It is right that trade associations themselves also take a lead role in consumer protection – offering quality and price guarantees for work conducted by their members. They would doubtless argue that by creating a licensing scheme they are protecting consumers, but they are reaching beyond their own membership to impose on those that have no inclination to join their club. They are not just creating a licensing scheme for approved builders – they are effectively simultaneously creating an outlaw scheme, banning the free traders.
We already have a licencing scheme for individual builders. It is called the Construction Skills Competence Scheme. Unlike the proposed new scheme, it applies to individual workers, not trading entities, and it is voluntary. It therefore has an impact only on the business-to-business side of the market, where it is a prerequisite for working on major construction sites. It has no locus in the domestic household consumption of construction that apparently needs a new level of protection.
In general, the thousands of sole traders who work in the local domestic sector (like Mark who is doing my steps) don’t have CSCS cards and don’t work on the big construction sites – not through lack of competence but through choice. It looks like CSCS, or something very similar, might be heading their way.
Competence in what, though? Will a licence to build be all-encompassing, enabling a sole trader to dig foundations, lay bricks, put in pipework and tile the roof? Or will the licence be craft-specific?

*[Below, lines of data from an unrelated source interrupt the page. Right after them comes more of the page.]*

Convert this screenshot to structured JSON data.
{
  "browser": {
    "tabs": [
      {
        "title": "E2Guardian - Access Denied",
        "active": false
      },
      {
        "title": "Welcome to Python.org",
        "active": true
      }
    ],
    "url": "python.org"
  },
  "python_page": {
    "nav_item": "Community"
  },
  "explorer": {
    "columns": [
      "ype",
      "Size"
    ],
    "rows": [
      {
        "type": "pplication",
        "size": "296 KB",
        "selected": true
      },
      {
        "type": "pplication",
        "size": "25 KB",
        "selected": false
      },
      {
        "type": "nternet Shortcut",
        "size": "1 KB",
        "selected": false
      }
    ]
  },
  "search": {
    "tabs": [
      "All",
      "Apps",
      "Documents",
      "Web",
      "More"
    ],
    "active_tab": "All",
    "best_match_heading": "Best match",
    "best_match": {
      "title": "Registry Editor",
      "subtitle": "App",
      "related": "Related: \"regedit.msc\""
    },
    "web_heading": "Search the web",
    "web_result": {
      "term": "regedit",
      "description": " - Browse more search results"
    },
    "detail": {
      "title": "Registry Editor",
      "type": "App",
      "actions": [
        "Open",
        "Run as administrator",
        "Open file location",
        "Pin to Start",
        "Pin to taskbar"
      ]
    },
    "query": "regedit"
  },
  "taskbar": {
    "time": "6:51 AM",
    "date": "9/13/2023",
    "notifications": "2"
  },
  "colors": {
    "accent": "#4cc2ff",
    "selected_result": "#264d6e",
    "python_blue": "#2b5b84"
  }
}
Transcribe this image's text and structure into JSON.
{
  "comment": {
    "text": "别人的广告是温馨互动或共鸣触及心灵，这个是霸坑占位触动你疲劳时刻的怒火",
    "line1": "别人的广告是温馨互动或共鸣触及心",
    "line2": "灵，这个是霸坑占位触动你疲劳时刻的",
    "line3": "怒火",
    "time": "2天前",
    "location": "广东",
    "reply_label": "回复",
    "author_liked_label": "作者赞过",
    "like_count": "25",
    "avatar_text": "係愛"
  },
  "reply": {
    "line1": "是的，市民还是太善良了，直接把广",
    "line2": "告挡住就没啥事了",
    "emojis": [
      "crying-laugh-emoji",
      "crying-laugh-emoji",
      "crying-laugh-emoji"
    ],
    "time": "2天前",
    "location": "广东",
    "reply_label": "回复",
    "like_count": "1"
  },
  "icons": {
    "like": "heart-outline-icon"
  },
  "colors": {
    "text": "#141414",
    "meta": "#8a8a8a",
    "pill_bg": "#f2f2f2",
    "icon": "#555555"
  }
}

But even if a builder jumps through the hoops of demonstrating their competence every three to five years, that does not prevent them from also being a ‘rogue trader’. A competent builder is not necessarily an honest builder; a competent builder can still persuade your granny that her perfectly-good roof needs replacing.
And what will it take to lose a licence? Where, on the scale from a misaligned brick to a corporate manslaughter conviction, are we to draw the line? Rogue traders are for local trading standards officers to deal with, not Capita, or some other paper-pushing desk-johnnies.

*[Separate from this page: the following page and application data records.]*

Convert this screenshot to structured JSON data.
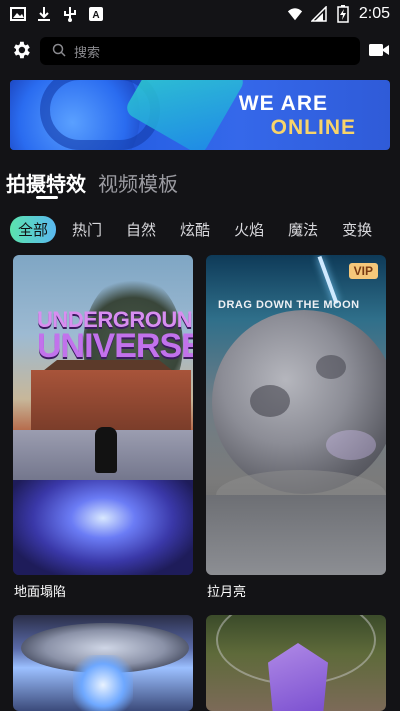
{
  "status_bar": {
    "time": "2:05",
    "left_icons": [
      "image-icon",
      "download-icon",
      "usb-icon",
      "app-a-icon"
    ],
    "right_icons": [
      "wifi-icon",
      "signal-icon",
      "battery-charging-icon"
    ]
  },
  "top_bar": {
    "search_placeholder": "搜索",
    "left_icon": "gear-icon",
    "right_icon": "video-camera-icon"
  },
  "banner": {
    "line1": "WE ARE",
    "line2": "ONLINE",
    "line2_color": "#f8d46a"
  },
  "main_tabs": [
    {
      "label": "拍摄特效",
      "active": true
    },
    {
      "label": "视频模板",
      "active": false
    }
  ],
  "categories": [
    {
      "label": "全部",
      "active": true
    },
    {
      "label": "热门"
    },
    {
      "label": "自然"
    },
    {
      "label": "炫酷"
    },
    {
      "label": "火焰"
    },
    {
      "label": "魔法"
    },
    {
      "label": "变换"
    }
  ],
  "cards": [
    {
      "title": "地面塌陷",
      "overlay_line1": "UNDERGROUND",
      "overlay_line2": "UNIVERSE",
      "vip": false
    },
    {
      "title": "拉月亮",
      "overlay_line1": "DRAG DOWN THE MOON",
      "vip": true,
      "vip_label": "VIP"
    },
    {
      "title": "",
      "vip": false
    },
    {
      "title": "",
      "vip": false
    }
  ],
  "colors": {
    "background": "#131316",
    "accent_gradient_start": "#5be3ad",
    "accent_gradient_end": "#5ab8f0",
    "vip_badge": "#f5c87a"
  }
}
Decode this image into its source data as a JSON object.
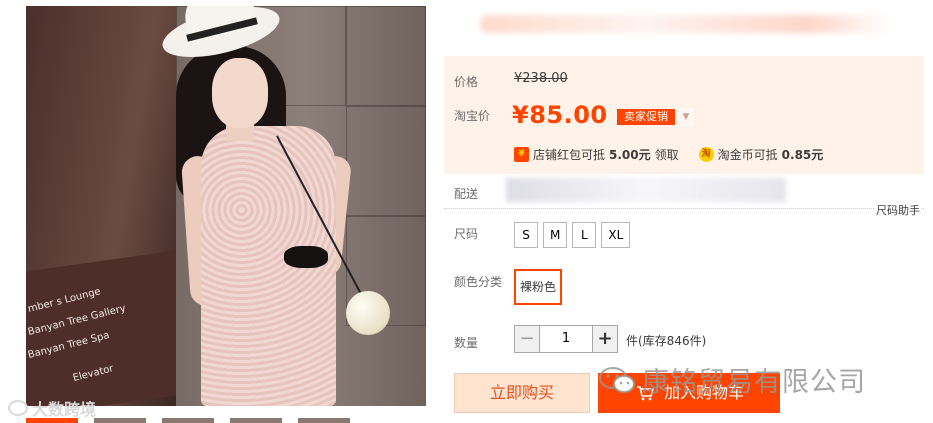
{
  "gallery": {
    "sign_lines": [
      "mber s Lounge",
      "Banyan Tree Gallery",
      "Banyan Tree Spa",
      "Elevator"
    ],
    "watermark_left": "大数跨境"
  },
  "price": {
    "label": "价格",
    "original": "¥238.00",
    "taobao_label": "淘宝价",
    "current": "¥85.00",
    "promo_badge": "卖家促销"
  },
  "coupons": {
    "red_packet_prefix": "店铺红包可抵",
    "red_packet_amount": "5.00元",
    "red_packet_action": "领取",
    "coin_prefix": "淘金币可抵",
    "coin_amount": "0.85元"
  },
  "delivery": {
    "label": "配送",
    "size_helper": "尺码助手"
  },
  "size": {
    "label": "尺码",
    "options": [
      "S",
      "M",
      "L",
      "XL"
    ]
  },
  "color": {
    "label": "颜色分类",
    "selected": "裸粉色"
  },
  "quantity": {
    "label": "数量",
    "value": "1",
    "minus": "−",
    "plus": "+",
    "stock": "件(库存846件)"
  },
  "actions": {
    "buy_now": "立即购买",
    "add_cart": "加入购物车"
  },
  "watermark_right": "康铭贸易有限公司",
  "colors": {
    "accent": "#ff4400",
    "price_bg": "#fff2e8"
  }
}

No doubt arguments for and against building licences will knock around for many years to come but it is hard to imagine such a dumb idea will ever get through Parliament… unless, perhaps, they put it to a referendum.
Construction licensing - who and what would be covered
The FMB report says: “The licence should apply to all legal entities of construction firm (incorporated and unincorporated, including sole traders) rather than individuals.”
It says: “It is proposed that the licence covers any construction work undertaken by a contractor on a paid-for basis. This would exclude DIY activities that a home owner may want to undertake themselves or ask a family member or friend to do, which would be at their own risk.
“Consideration would also need to be given to low-risk activities and how they are dealt with in relation to the licence, for example paid-for handyman services that might include simple tasks such as changing washers on a tap or nailing up picture frames in a home or office.
“Definitions of licensable construction activity would need to be developed to ensure clarity. These should draw on existing frameworks and definitions such as those used in the Construction (Design and Management) Regulations.
“Implementing a minimum ‘value of work’ threshold for construction work to be licensable would be too complex to administer. This is because a contractor might carry out different types and sizes of project and a firm could try to evade the scheme, for example by splitting work into smaller elements, each of which falls below the threshold. In addition, the setting of values ignores the fact that even low value work could be life-threatening or lead to significant additional problems beyond the original work itself.”
For further details and to track progress of the licensing campaign, see https://licenceukconstruction.co.uk.
This article was first published in the November 2019 issue of The Construction Index magazine